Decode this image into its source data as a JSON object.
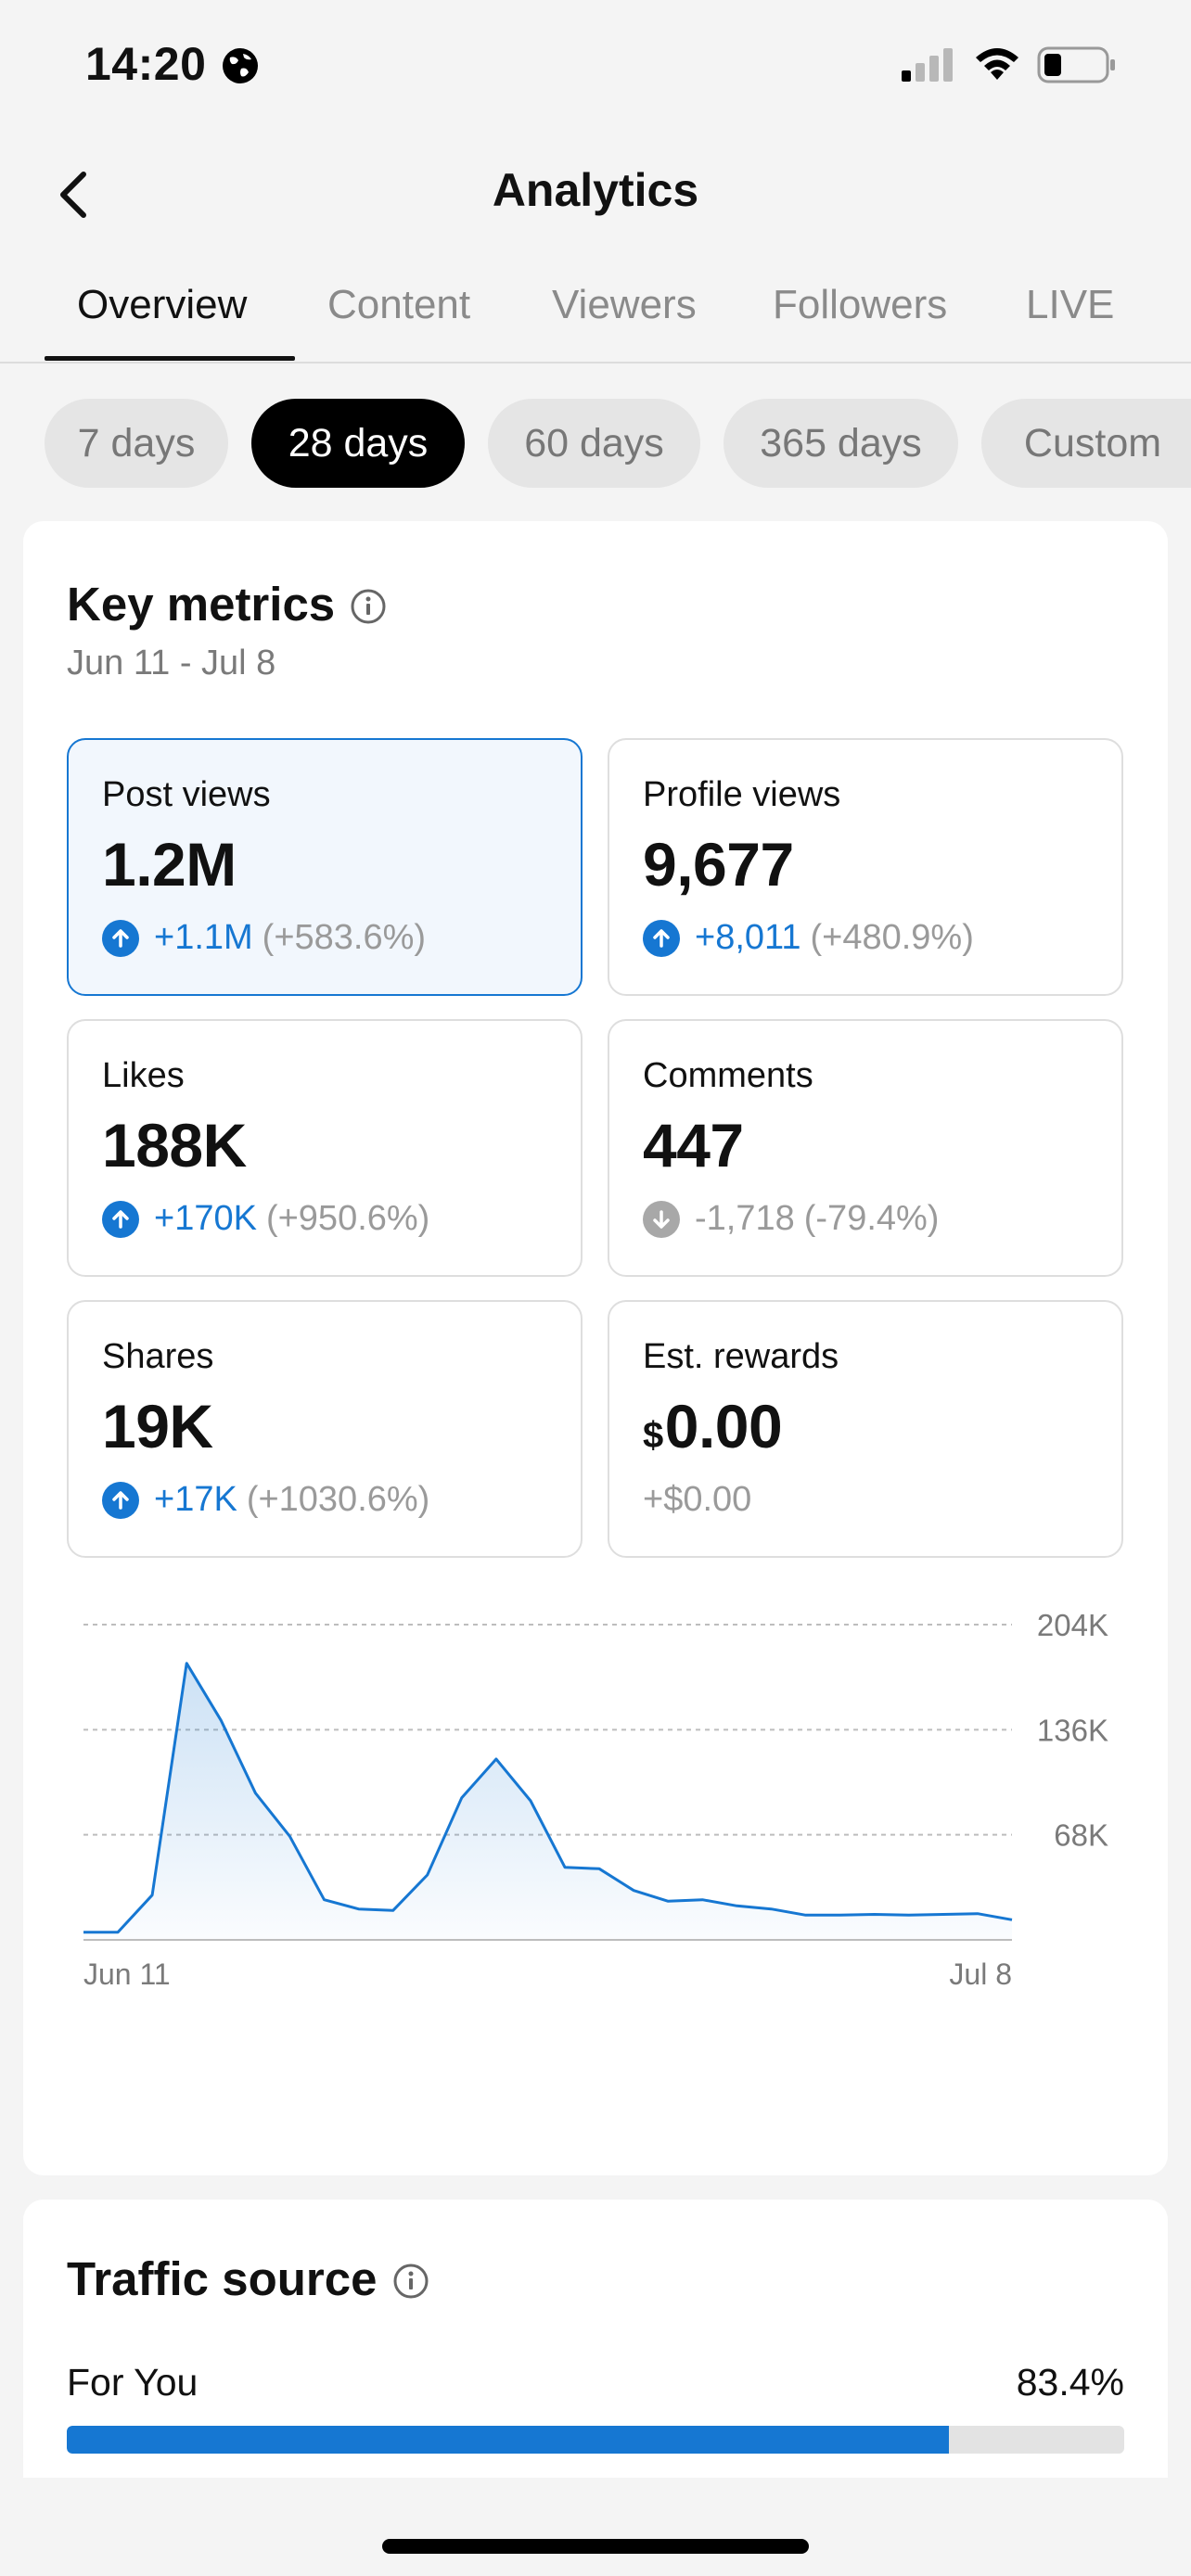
{
  "status_bar": {
    "time": "14:20",
    "icons": [
      "globe-icon",
      "signal-icon",
      "wifi-icon",
      "battery-icon"
    ]
  },
  "header": {
    "title": "Analytics",
    "back_icon": "chevron-left-icon"
  },
  "tabs": [
    {
      "label": "Overview",
      "active": true
    },
    {
      "label": "Content",
      "active": false
    },
    {
      "label": "Viewers",
      "active": false
    },
    {
      "label": "Followers",
      "active": false
    },
    {
      "label": "LIVE",
      "active": false
    }
  ],
  "day_filters": [
    {
      "label": "7 days",
      "active": false
    },
    {
      "label": "28 days",
      "active": true
    },
    {
      "label": "60 days",
      "active": false
    },
    {
      "label": "365 days",
      "active": false
    },
    {
      "label": "Custom",
      "active": false
    }
  ],
  "key_metrics": {
    "title": "Key metrics",
    "date_range": "Jun 11 - Jul 8",
    "metrics": [
      {
        "label": "Post views",
        "value": "1.2M",
        "delta": "+1.1M",
        "pct": "(+583.6%)",
        "direction": "up",
        "selected": true
      },
      {
        "label": "Profile views",
        "value": "9,677",
        "delta": "+8,011",
        "pct": "(+480.9%)",
        "direction": "up",
        "selected": false
      },
      {
        "label": "Likes",
        "value": "188K",
        "delta": "+170K",
        "pct": "(+950.6%)",
        "direction": "up",
        "selected": false
      },
      {
        "label": "Comments",
        "value": "447",
        "delta": "-1,718",
        "pct": "(-79.4%)",
        "direction": "down",
        "selected": false
      },
      {
        "label": "Shares",
        "value": "19K",
        "delta": "+17K",
        "pct": "(+1030.6%)",
        "direction": "up",
        "selected": false
      },
      {
        "label": "Est. rewards",
        "currency": "$",
        "value": "0.00",
        "delta": "+$0.00",
        "pct": "",
        "direction": "none",
        "selected": false
      }
    ]
  },
  "chart_data": {
    "type": "area",
    "x_start_label": "Jun 11",
    "x_end_label": "Jul 8",
    "y_ticks": [
      "68K",
      "136K",
      "204K"
    ],
    "y_tick_values": [
      68000,
      136000,
      204000
    ],
    "ylim": [
      0,
      204000
    ],
    "grid": true,
    "values": [
      5000,
      5000,
      29000,
      179000,
      142000,
      95000,
      67000,
      26000,
      20000,
      19000,
      42000,
      92000,
      117000,
      90000,
      47000,
      46000,
      32000,
      25000,
      26000,
      22000,
      20000,
      16000,
      16000,
      16500,
      16000,
      16500,
      17000,
      13000
    ],
    "color": "#1677d2"
  },
  "traffic_source": {
    "title": "Traffic source",
    "rows": [
      {
        "label": "For You",
        "value": "83.4%",
        "fraction": 0.834
      }
    ]
  },
  "colors": {
    "accent": "#1677d2",
    "background": "#f4f4f4",
    "card": "#ffffff"
  }
}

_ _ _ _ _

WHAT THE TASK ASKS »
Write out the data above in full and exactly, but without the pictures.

RESULT OF THIS EXERCISE »
Decode this image into its source data as a JSON object.
{
  "status_bar": {
    "time": "14:20",
    "icons": [
      "globe-icon",
      "signal-icon",
      "wifi-icon",
      "battery-icon"
    ]
  },
  "header": {
    "title": "Analytics",
    "back_icon": "chevron-left-icon"
  },
  "tabs": [
    {
      "label": "Overview",
      "active": true
    },
    {
      "label": "Content",
      "active": false
    },
    {
      "label": "Viewers",
      "active": false
    },
    {
      "label": "Followers",
      "active": false
    },
    {
      "label": "LIVE",
      "active": false
    }
  ],
  "day_filters": [
    {
      "label": "7 days",
      "active": false
    },
    {
      "label": "28 days",
      "active": true
    },
    {
      "label": "60 days",
      "active": false
    },
    {
      "label": "365 days",
      "active": false
    },
    {
      "label": "Custom",
      "active": false
    }
  ],
  "key_metrics": {
    "title": "Key metrics",
    "date_range": "Jun 11 - Jul 8",
    "metrics": [
      {
        "label": "Post views",
        "value": "1.2M",
        "delta": "+1.1M",
        "pct": "(+583.6%)",
        "direction": "up",
        "selected": true
      },
      {
        "label": "Profile views",
        "value": "9,677",
        "delta": "+8,011",
        "pct": "(+480.9%)",
        "direction": "up",
        "selected": false
      },
      {
        "label": "Likes",
        "value": "188K",
        "delta": "+170K",
        "pct": "(+950.6%)",
        "direction": "up",
        "selected": false
      },
      {
        "label": "Comments",
        "value": "447",
        "delta": "-1,718",
        "pct": "(-79.4%)",
        "direction": "down",
        "selected": false
      },
      {
        "label": "Shares",
        "value": "19K",
        "delta": "+17K",
        "pct": "(+1030.6%)",
        "direction": "up",
        "selected": false
      },
      {
        "label": "Est. rewards",
        "currency": "$",
        "value": "0.00",
        "delta": "+$0.00",
        "pct": "",
        "direction": "none",
        "selected": false
      }
    ]
  },
  "chart_data": {
    "type": "area",
    "x_start_label": "Jun 11",
    "x_end_label": "Jul 8",
    "y_ticks": [
      "68K",
      "136K",
      "204K"
    ],
    "y_tick_values": [
      68000,
      136000,
      204000
    ],
    "ylim": [
      0,
      204000
    ],
    "grid": true,
    "values": [
      5000,
      5000,
      29000,
      179000,
      142000,
      95000,
      67000,
      26000,
      20000,
      19000,
      42000,
      92000,
      117000,
      90000,
      47000,
      46000,
      32000,
      25000,
      26000,
      22000,
      20000,
      16000,
      16000,
      16500,
      16000,
      16500,
      17000,
      13000
    ],
    "color": "#1677d2"
  },
  "traffic_source": {
    "title": "Traffic source",
    "rows": [
      {
        "label": "For You",
        "value": "83.4%",
        "fraction": 0.834
      }
    ]
  },
  "colors": {
    "accent": "#1677d2",
    "background": "#f4f4f4",
    "card": "#ffffff"
  }
}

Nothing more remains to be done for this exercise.